*** Material for the task ***
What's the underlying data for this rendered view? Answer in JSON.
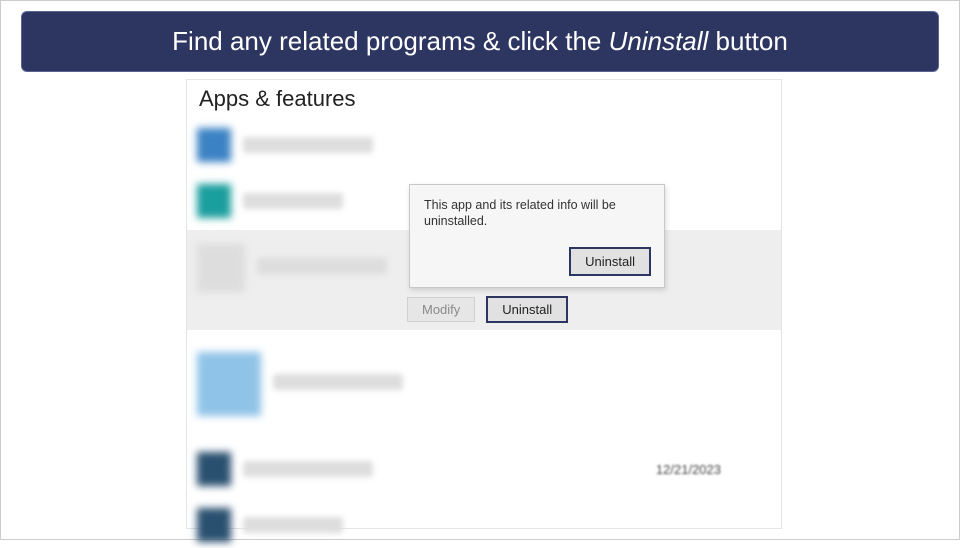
{
  "banner": {
    "prefix": "Find any related programs & click the ",
    "emphasis": "Uninstall",
    "suffix": " button"
  },
  "settings": {
    "title": "Apps & features",
    "modify_label": "Modify",
    "uninstall_label": "Uninstall",
    "popup": {
      "message": "This app and its related info will be uninstalled.",
      "confirm_label": "Uninstall"
    },
    "visible_date": "12/21/2023"
  }
}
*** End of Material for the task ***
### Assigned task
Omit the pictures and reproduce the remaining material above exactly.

### Exercise result
What's the underlying data for this rendered view? Answer in JSON.
{
  "banner": {
    "prefix": "Find any related programs & click the ",
    "emphasis": "Uninstall",
    "suffix": " button"
  },
  "settings": {
    "title": "Apps & features",
    "modify_label": "Modify",
    "uninstall_label": "Uninstall",
    "popup": {
      "message": "This app and its related info will be uninstalled.",
      "confirm_label": "Uninstall"
    },
    "visible_date": "12/21/2023"
  }
}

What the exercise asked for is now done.